*WORK ORDER*.
Examine each line of the data, and copy the ones containing "this".
[Start of Attachment]
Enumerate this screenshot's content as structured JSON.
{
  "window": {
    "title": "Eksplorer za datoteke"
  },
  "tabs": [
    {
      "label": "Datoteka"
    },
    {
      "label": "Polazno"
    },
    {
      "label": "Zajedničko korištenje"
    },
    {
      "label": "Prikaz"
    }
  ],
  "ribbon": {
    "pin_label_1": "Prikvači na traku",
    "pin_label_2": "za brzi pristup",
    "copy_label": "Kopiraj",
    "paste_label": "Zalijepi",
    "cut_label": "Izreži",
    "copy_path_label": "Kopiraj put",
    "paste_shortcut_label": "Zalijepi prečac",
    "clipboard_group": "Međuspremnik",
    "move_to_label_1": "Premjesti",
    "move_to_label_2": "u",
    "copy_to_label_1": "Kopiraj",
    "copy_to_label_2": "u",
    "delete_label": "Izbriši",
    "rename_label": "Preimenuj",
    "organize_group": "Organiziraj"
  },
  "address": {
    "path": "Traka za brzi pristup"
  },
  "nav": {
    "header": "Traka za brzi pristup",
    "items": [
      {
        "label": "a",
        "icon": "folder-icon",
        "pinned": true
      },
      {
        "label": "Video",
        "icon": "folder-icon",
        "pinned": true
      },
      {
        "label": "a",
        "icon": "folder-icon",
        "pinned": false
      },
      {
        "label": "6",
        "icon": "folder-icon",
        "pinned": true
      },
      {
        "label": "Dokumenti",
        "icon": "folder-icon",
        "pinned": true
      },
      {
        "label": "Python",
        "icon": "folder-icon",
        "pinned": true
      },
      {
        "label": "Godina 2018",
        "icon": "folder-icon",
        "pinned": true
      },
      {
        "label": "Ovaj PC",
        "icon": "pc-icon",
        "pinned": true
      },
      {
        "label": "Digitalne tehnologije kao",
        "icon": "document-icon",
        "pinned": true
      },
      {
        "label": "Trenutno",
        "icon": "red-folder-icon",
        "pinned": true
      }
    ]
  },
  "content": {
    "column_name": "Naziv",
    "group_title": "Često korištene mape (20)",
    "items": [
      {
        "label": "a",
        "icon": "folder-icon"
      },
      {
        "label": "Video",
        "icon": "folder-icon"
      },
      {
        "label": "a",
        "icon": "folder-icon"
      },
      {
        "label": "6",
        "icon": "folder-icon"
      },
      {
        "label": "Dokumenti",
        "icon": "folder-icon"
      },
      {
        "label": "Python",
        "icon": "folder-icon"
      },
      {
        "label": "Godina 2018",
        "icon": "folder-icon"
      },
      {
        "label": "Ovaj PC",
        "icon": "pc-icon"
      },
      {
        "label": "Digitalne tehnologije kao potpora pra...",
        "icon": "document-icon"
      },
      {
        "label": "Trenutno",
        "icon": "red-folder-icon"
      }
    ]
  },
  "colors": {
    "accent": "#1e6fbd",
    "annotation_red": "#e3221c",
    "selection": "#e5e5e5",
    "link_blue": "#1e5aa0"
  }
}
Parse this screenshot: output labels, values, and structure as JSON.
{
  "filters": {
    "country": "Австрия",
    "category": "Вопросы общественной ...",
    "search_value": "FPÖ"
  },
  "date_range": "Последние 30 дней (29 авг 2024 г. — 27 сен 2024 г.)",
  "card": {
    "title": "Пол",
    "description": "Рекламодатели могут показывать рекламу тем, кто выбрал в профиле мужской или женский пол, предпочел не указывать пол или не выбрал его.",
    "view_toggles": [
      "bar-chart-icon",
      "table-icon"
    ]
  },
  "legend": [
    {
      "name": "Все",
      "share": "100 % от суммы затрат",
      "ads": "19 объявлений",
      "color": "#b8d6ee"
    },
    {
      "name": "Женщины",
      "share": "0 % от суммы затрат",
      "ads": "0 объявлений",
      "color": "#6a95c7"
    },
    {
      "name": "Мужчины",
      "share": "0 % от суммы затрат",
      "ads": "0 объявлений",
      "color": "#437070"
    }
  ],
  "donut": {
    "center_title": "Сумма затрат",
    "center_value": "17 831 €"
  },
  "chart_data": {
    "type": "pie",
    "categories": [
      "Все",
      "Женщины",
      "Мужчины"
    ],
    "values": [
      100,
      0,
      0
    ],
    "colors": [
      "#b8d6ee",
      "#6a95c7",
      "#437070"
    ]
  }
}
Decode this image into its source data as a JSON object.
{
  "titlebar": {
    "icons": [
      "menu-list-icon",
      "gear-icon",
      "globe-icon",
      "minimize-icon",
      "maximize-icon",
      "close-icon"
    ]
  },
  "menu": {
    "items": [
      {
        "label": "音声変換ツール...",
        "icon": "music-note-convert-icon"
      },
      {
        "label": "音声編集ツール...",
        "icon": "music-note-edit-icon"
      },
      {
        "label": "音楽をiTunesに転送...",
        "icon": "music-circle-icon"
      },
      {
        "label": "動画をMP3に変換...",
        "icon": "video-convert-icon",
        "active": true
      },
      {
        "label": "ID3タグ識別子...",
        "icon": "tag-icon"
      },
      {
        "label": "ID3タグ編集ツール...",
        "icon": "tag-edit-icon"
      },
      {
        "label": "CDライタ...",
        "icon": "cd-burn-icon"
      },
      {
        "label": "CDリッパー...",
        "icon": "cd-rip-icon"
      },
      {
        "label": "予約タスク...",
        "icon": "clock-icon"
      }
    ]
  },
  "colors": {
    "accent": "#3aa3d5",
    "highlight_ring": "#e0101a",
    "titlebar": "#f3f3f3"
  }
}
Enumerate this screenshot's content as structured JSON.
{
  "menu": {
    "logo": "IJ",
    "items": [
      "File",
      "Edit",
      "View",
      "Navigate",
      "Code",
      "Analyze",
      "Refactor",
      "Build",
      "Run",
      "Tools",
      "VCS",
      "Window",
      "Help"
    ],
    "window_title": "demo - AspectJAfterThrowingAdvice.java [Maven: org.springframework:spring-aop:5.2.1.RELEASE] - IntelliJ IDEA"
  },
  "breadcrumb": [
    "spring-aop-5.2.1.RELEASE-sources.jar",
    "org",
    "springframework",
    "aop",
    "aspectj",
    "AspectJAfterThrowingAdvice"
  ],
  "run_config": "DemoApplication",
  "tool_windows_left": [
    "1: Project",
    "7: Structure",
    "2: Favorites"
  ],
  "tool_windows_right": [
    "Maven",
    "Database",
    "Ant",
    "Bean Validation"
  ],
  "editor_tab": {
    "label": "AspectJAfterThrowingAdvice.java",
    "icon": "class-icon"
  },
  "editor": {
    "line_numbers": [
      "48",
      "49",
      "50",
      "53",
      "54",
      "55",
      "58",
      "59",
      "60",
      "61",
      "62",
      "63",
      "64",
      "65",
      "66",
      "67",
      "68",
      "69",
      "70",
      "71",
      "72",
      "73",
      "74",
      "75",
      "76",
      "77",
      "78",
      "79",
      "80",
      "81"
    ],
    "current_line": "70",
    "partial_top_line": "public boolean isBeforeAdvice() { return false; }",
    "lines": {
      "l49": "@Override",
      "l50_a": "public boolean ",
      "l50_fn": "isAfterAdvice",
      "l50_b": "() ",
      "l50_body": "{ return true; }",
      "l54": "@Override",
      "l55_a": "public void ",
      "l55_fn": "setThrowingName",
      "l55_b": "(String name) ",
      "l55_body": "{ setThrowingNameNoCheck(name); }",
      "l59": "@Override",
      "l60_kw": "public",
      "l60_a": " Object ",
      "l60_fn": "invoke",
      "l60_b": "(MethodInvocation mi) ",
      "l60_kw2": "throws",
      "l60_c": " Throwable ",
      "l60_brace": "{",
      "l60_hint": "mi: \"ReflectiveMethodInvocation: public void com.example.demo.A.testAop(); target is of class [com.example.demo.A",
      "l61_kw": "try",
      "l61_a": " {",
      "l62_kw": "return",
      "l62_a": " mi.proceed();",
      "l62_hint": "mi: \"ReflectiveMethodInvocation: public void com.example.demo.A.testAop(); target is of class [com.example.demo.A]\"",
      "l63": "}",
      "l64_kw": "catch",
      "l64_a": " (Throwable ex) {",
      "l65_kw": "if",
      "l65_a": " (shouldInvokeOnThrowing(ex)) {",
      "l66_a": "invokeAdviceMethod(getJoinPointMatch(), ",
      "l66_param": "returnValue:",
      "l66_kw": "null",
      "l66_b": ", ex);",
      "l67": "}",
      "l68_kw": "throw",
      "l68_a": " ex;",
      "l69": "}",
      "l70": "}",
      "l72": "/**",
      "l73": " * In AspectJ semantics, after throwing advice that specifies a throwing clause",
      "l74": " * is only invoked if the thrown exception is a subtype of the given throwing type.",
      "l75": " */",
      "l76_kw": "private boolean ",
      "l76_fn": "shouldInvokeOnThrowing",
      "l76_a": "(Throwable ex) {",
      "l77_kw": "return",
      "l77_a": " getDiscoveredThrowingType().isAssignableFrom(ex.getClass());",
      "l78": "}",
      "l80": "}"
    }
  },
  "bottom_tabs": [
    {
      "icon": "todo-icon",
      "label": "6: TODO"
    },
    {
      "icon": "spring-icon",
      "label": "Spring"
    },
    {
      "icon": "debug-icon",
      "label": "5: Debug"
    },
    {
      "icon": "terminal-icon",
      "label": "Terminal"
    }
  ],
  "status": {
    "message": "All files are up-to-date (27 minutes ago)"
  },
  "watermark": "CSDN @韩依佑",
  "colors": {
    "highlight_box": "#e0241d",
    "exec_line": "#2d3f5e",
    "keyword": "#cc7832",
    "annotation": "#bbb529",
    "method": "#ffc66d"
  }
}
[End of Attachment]
*EXPECTED OUTPUT*.
Enumerate this screenshot's content as structured JSON.
Parse this screenshot: output labels, values, and structure as JSON.
Decode this image into its source data as a JSON object.
Enumerate this screenshot's content as structured JSON.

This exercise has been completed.